Exercise requirements ▸
Entries in the following listing are to be copied exactly as they stand.

Supplied data ▸
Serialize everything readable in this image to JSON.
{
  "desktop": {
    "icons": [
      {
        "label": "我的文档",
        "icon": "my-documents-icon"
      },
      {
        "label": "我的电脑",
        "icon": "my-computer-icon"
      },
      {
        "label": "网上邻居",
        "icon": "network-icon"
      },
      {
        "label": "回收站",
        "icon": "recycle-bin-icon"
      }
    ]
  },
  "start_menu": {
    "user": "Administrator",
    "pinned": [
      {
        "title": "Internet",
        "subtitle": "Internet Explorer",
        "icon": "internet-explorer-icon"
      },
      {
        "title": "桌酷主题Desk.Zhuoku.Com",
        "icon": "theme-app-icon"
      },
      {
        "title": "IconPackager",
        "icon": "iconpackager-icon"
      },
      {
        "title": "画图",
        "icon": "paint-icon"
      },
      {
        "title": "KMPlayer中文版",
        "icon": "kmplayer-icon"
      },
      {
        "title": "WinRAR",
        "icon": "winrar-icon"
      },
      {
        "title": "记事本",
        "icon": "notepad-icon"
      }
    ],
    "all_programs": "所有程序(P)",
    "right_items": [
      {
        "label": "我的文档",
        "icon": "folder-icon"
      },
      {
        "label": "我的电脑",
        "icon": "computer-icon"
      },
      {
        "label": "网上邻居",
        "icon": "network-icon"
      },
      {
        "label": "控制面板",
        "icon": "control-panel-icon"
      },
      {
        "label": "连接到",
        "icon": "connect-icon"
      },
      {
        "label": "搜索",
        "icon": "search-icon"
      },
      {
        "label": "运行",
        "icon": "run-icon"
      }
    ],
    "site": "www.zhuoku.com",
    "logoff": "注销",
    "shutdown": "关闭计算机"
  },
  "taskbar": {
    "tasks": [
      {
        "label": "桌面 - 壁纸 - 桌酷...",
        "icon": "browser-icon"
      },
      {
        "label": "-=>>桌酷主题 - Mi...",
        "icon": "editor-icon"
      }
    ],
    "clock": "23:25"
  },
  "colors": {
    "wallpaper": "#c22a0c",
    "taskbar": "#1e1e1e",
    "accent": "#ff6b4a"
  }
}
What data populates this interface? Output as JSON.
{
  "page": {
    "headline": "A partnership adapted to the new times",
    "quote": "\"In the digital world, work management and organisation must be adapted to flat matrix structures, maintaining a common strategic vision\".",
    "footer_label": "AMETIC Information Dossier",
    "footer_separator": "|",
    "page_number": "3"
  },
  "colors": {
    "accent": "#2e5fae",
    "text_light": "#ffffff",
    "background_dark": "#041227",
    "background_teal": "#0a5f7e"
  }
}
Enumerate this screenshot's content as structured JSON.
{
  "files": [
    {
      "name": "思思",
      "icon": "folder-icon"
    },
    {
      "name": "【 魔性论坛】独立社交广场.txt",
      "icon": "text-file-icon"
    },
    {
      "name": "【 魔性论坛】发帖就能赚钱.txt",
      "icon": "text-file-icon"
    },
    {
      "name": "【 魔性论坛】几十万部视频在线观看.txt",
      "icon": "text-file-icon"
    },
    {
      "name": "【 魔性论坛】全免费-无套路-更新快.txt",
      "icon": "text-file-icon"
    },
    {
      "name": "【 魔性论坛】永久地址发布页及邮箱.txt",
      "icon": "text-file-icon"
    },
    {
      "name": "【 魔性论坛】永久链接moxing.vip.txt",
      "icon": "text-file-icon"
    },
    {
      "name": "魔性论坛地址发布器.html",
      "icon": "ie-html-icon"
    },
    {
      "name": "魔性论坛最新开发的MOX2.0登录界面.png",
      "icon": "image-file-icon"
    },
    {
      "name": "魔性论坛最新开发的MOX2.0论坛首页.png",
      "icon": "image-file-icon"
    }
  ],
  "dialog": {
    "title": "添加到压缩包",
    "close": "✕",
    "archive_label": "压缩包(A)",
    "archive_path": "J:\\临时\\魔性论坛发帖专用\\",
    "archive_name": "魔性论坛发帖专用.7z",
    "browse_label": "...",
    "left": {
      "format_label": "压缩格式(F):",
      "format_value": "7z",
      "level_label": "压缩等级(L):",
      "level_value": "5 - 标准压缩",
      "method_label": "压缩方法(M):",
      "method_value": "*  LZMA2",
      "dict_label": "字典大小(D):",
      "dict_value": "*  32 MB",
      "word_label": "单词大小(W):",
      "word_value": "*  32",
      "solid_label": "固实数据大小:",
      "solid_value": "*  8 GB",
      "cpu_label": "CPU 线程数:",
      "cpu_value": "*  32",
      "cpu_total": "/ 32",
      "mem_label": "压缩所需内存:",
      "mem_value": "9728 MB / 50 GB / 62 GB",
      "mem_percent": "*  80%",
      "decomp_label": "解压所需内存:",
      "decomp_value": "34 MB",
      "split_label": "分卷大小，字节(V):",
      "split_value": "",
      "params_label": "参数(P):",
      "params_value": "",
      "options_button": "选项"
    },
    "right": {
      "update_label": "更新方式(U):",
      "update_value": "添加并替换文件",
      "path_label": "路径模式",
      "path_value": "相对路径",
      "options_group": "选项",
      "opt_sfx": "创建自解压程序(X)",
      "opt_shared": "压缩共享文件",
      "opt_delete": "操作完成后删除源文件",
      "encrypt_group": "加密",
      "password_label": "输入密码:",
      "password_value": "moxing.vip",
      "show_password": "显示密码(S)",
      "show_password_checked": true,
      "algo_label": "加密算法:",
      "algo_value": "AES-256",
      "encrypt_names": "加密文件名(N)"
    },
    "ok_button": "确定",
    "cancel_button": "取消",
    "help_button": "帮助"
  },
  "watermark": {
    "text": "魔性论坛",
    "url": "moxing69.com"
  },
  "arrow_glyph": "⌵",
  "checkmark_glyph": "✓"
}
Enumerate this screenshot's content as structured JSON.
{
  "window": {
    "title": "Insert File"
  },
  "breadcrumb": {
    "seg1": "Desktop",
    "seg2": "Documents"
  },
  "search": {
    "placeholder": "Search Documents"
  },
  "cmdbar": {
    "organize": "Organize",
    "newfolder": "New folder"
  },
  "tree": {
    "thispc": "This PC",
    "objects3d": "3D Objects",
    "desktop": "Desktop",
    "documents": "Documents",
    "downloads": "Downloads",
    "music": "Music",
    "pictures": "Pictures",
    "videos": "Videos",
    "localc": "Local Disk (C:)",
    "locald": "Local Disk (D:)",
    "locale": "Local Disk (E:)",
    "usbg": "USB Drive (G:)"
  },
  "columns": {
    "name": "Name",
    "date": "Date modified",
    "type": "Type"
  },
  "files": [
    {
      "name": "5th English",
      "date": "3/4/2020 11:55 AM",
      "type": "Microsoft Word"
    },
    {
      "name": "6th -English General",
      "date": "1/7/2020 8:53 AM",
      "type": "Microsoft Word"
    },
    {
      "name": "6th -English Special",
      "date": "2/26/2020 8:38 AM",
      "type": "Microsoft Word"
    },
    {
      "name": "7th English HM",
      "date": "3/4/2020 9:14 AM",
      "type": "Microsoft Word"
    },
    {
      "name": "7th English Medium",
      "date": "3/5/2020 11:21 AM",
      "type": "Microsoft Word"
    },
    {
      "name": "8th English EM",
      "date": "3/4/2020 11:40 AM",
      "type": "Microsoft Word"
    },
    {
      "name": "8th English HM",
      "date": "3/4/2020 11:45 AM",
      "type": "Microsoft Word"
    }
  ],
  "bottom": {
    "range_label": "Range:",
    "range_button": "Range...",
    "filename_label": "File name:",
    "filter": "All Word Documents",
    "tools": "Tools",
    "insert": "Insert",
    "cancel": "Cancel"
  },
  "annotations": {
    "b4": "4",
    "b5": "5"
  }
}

Solution to the problem ▸
Serialize everything readable in this image to JSON.
{
  "desktop": {
    "icons": [
      {
        "label": "我的文档",
        "icon": "my-documents-icon"
      },
      {
        "label": "我的电脑",
        "icon": "my-computer-icon"
      },
      {
        "label": "网上邻居",
        "icon": "network-icon"
      },
      {
        "label": "回收站",
        "icon": "recycle-bin-icon"
      }
    ]
  },
  "start_menu": {
    "user": "Administrator",
    "pinned": [
      {
        "title": "Internet",
        "subtitle": "Internet Explorer",
        "icon": "internet-explorer-icon"
      },
      {
        "title": "桌酷主题Desk.Zhuoku.Com",
        "icon": "theme-app-icon"
      },
      {
        "title": "IconPackager",
        "icon": "iconpackager-icon"
      },
      {
        "title": "画图",
        "icon": "paint-icon"
      },
      {
        "title": "KMPlayer中文版",
        "icon": "kmplayer-icon"
      },
      {
        "title": "WinRAR",
        "icon": "winrar-icon"
      },
      {
        "title": "记事本",
        "icon": "notepad-icon"
      }
    ],
    "all_programs": "所有程序(P)",
    "right_items": [
      {
        "label": "我的文档",
        "icon": "folder-icon"
      },
      {
        "label": "我的电脑",
        "icon": "computer-icon"
      },
      {
        "label": "网上邻居",
        "icon": "network-icon"
      },
      {
        "label": "控制面板",
        "icon": "control-panel-icon"
      },
      {
        "label": "连接到",
        "icon": "connect-icon"
      },
      {
        "label": "搜索",
        "icon": "search-icon"
      },
      {
        "label": "运行",
        "icon": "run-icon"
      }
    ],
    "site": "www.zhuoku.com",
    "logoff": "注销",
    "shutdown": "关闭计算机"
  },
  "taskbar": {
    "tasks": [
      {
        "label": "桌面 - 壁纸 - 桌酷...",
        "icon": "browser-icon"
      },
      {
        "label": "-=>>桌酷主题 - Mi...",
        "icon": "editor-icon"
      }
    ],
    "clock": "23:25"
  },
  "colors": {
    "wallpaper": "#c22a0c",
    "taskbar": "#1e1e1e",
    "accent": "#ff6b4a"
  }
}
What data populates this interface? Output as JSON.
{
  "page": {
    "headline": "A partnership adapted to the new times",
    "quote": "\"In the digital world, work management and organisation must be adapted to flat matrix structures, maintaining a common strategic vision\".",
    "footer_label": "AMETIC Information Dossier",
    "footer_separator": "|",
    "page_number": "3"
  },
  "colors": {
    "accent": "#2e5fae",
    "text_light": "#ffffff",
    "background_dark": "#041227",
    "background_teal": "#0a5f7e"
  }
}
Enumerate this screenshot's content as structured JSON.
{
  "files": [
    {
      "name": "思思",
      "icon": "folder-icon"
    },
    {
      "name": "【 魔性论坛】独立社交广场.txt",
      "icon": "text-file-icon"
    },
    {
      "name": "【 魔性论坛】发帖就能赚钱.txt",
      "icon": "text-file-icon"
    },
    {
      "name": "【 魔性论坛】几十万部视频在线观看.txt",
      "icon": "text-file-icon"
    },
    {
      "name": "【 魔性论坛】全免费-无套路-更新快.txt",
      "icon": "text-file-icon"
    },
    {
      "name": "【 魔性论坛】永久地址发布页及邮箱.txt",
      "icon": "text-file-icon"
    },
    {
      "name": "【 魔性论坛】永久链接moxing.vip.txt",
      "icon": "text-file-icon"
    },
    {
      "name": "魔性论坛地址发布器.html",
      "icon": "ie-html-icon"
    },
    {
      "name": "魔性论坛最新开发的MOX2.0登录界面.png",
      "icon": "image-file-icon"
    },
    {
      "name": "魔性论坛最新开发的MOX2.0论坛首页.png",
      "icon": "image-file-icon"
    }
  ],
  "dialog": {
    "title": "添加到压缩包",
    "close": "✕",
    "archive_label": "压缩包(A)",
    "archive_path": "J:\\临时\\魔性论坛发帖专用\\",
    "archive_name": "魔性论坛发帖专用.7z",
    "browse_label": "...",
    "left": {
      "format_label": "压缩格式(F):",
      "format_value": "7z",
      "level_label": "压缩等级(L):",
      "level_value": "5 - 标准压缩",
      "method_label": "压缩方法(M):",
      "method_value": "*  LZMA2",
      "dict_label": "字典大小(D):",
      "dict_value": "*  32 MB",
      "word_label": "单词大小(W):",
      "word_value": "*  32",
      "solid_label": "固实数据大小:",
      "solid_value": "*  8 GB",
      "cpu_label": "CPU 线程数:",
      "cpu_value": "*  32",
      "cpu_total": "/ 32",
      "mem_label": "压缩所需内存:",
      "mem_value": "9728 MB / 50 GB / 62 GB",
      "mem_percent": "*  80%",
      "decomp_label": "解压所需内存:",
      "decomp_value": "34 MB",
      "split_label": "分卷大小，字节(V):",
      "split_value": "",
      "params_label": "参数(P):",
      "params_value": "",
      "options_button": "选项"
    },
    "right": {
      "update_label": "更新方式(U):",
      "update_value": "添加并替换文件",
      "path_label": "路径模式",
      "path_value": "相对路径",
      "options_group": "选项",
      "opt_sfx": "创建自解压程序(X)",
      "opt_shared": "压缩共享文件",
      "opt_delete": "操作完成后删除源文件",
      "encrypt_group": "加密",
      "password_label": "输入密码:",
      "password_value": "moxing.vip",
      "show_password": "显示密码(S)",
      "show_password_checked": true,
      "algo_label": "加密算法:",
      "algo_value": "AES-256",
      "encrypt_names": "加密文件名(N)"
    },
    "ok_button": "确定",
    "cancel_button": "取消",
    "help_button": "帮助"
  },
  "watermark": {
    "text": "魔性论坛",
    "url": "moxing69.com"
  },
  "arrow_glyph": "⌵",
  "checkmark_glyph": "✓"
}
Enumerate this screenshot's content as structured JSON.
{
  "window": {
    "title": "Insert File"
  },
  "breadcrumb": {
    "seg1": "Desktop",
    "seg2": "Documents"
  },
  "search": {
    "placeholder": "Search Documents"
  },
  "cmdbar": {
    "organize": "Organize",
    "newfolder": "New folder"
  },
  "tree": {
    "thispc": "This PC",
    "objects3d": "3D Objects",
    "desktop": "Desktop",
    "documents": "Documents",
    "downloads": "Downloads",
    "music": "Music",
    "pictures": "Pictures",
    "videos": "Videos",
    "localc": "Local Disk (C:)",
    "locald": "Local Disk (D:)",
    "locale": "Local Disk (E:)",
    "usbg": "USB Drive (G:)"
  },
  "columns": {
    "name": "Name",
    "date": "Date modified",
    "type": "Type"
  },
  "files": [
    {
      "name": "5th English",
      "date": "3/4/2020 11:55 AM",
      "type": "Microsoft Word"
    },
    {
      "name": "6th -English General",
      "date": "1/7/2020 8:53 AM",
      "type": "Microsoft Word"
    },
    {
      "name": "6th -English Special",
      "date": "2/26/2020 8:38 AM",
      "type": "Microsoft Word"
    },
    {
      "name": "7th English HM",
      "date": "3/4/2020 9:14 AM",
      "type": "Microsoft Word"
    },
    {
      "name": "7th English Medium",
      "date": "3/5/2020 11:21 AM",
      "type": "Microsoft Word"
    },
    {
      "name": "8th English EM",
      "date": "3/4/2020 11:40 AM",
      "type": "Microsoft Word"
    },
    {
      "name": "8th English HM",
      "date": "3/4/2020 11:45 AM",
      "type": "Microsoft Word"
    }
  ],
  "bottom": {
    "range_label": "Range:",
    "range_button": "Range...",
    "filename_label": "File name:",
    "filter": "All Word Documents",
    "tools": "Tools",
    "insert": "Insert",
    "cancel": "Cancel"
  },
  "annotations": {
    "b4": "4",
    "b5": "5"
  }
}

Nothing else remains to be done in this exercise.